- Providing inconsistent levels of care. Fail to meet the standards of care at this new organization and clients will quickly become angry. Take care to familiarize yourself with the local standards of care and never cut corners during treatment.
- Taking all the blame. While you don’t want to irk permanent employees, you should never unjustly accept blame for something that wasn’t your fault. Relief veterinarians make ideal scapegoats, given their newcomer status at an organization, so be sure to stand up for yourself if blame is being pinned on you for no good reason.
- Tolerating abuse for a paycheck. Working conditions are tough right now; an ongoing shortage of veterinarians and heightened consumer demand means we’re all a little overworked right now. That’s no excuse for tolerating abuse from senior leaders. Never accept a hostile workplace in an industry that’s sorely in need of your talent.
Breathing a sigh of relief
Relief veterinarians who are concerned about an approaching gig should try their best to avoid stressing out. The vast majority of veterinary professionals you’ll soon be working with will be incredibly grateful for the support you’re about to provide. Clients will also doubtlessly breathe a sigh of relief when they see their pets are in your good hands.
Finding success as a relief vet depends on avoiding burnout, both in yourself and in others. It demands a respect for the organization’s pre-existing practices and a willingness to maintain stellar standards when treating patients. Perhaps above all else, it takes an agreeable personality and professional competence to successfully integrate into a larger network.

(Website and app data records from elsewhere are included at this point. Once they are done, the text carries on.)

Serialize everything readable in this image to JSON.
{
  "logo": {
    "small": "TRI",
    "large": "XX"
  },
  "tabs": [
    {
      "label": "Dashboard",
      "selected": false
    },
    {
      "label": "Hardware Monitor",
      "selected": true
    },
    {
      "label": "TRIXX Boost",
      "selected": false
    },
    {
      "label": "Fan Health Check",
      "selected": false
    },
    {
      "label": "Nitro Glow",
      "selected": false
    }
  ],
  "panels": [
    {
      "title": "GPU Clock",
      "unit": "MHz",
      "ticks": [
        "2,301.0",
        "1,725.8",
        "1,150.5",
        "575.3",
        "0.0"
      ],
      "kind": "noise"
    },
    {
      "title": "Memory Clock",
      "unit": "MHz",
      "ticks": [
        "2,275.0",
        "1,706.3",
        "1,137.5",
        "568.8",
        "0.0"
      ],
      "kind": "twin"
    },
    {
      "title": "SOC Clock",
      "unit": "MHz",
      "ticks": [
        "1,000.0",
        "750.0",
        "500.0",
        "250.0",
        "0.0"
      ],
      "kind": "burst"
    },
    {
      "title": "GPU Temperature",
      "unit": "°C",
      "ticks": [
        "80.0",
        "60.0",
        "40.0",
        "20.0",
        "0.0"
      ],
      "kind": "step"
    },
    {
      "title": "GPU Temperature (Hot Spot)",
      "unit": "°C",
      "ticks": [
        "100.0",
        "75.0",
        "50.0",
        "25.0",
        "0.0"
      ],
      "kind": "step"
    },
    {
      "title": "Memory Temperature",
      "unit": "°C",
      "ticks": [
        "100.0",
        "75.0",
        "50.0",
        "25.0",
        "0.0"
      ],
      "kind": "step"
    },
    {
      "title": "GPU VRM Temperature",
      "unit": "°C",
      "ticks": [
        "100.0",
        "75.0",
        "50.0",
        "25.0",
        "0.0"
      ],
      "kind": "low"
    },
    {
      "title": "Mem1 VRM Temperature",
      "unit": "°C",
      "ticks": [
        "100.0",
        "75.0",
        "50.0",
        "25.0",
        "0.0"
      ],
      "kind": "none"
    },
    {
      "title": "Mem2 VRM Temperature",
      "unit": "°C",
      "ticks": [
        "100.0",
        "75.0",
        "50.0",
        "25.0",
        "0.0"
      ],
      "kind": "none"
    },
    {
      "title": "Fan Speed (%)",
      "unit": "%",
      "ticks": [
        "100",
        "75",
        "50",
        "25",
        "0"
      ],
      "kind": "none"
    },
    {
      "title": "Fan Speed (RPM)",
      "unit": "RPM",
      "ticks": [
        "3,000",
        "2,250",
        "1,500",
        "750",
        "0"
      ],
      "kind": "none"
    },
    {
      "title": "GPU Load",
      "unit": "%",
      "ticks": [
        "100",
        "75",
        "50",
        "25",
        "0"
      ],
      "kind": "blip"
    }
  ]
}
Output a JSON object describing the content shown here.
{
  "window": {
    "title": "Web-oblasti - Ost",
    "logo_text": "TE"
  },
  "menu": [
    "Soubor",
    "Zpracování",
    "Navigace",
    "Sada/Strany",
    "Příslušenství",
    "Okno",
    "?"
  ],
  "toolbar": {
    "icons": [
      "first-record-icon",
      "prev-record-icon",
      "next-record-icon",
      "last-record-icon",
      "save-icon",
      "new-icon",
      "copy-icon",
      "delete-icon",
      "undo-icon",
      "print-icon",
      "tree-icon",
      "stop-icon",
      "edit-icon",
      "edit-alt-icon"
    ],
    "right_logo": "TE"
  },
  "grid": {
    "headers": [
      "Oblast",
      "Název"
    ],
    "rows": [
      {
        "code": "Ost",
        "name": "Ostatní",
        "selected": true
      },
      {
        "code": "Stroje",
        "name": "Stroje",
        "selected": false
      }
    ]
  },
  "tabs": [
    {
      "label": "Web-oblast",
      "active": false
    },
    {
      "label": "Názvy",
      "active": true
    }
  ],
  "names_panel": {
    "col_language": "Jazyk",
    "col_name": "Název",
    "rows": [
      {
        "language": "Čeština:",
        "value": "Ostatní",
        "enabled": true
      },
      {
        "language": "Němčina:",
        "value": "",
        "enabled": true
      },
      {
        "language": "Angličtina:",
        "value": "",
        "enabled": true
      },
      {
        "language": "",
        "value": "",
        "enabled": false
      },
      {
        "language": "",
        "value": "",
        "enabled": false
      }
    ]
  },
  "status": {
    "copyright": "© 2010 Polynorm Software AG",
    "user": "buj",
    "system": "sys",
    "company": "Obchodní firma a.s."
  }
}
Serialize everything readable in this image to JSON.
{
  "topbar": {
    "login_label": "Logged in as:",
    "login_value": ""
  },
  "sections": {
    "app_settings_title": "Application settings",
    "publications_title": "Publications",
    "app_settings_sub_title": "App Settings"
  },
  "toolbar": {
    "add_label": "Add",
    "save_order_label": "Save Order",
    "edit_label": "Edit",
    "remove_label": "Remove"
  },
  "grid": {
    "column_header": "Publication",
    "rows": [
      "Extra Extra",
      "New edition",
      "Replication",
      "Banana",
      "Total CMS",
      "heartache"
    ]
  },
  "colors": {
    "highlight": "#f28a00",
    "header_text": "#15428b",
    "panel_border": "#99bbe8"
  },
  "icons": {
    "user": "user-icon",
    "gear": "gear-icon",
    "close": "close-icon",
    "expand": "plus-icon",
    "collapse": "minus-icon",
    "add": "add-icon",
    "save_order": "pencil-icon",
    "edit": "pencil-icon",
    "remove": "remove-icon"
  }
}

Ready to deliver relief? Keep these practices in mind as you move into a large vet organization and soon you’ll be providing valued assistance to our overworked veterinarians.
Thank you to our partner Veterinary Integration Solutions (VIS)
Veterinary Integration Solutions (VIS) enhances veterinary businesses by bringing proven processes, modern technologies, and the deep domain expertise to the rapidly growing veterinary consolidation market.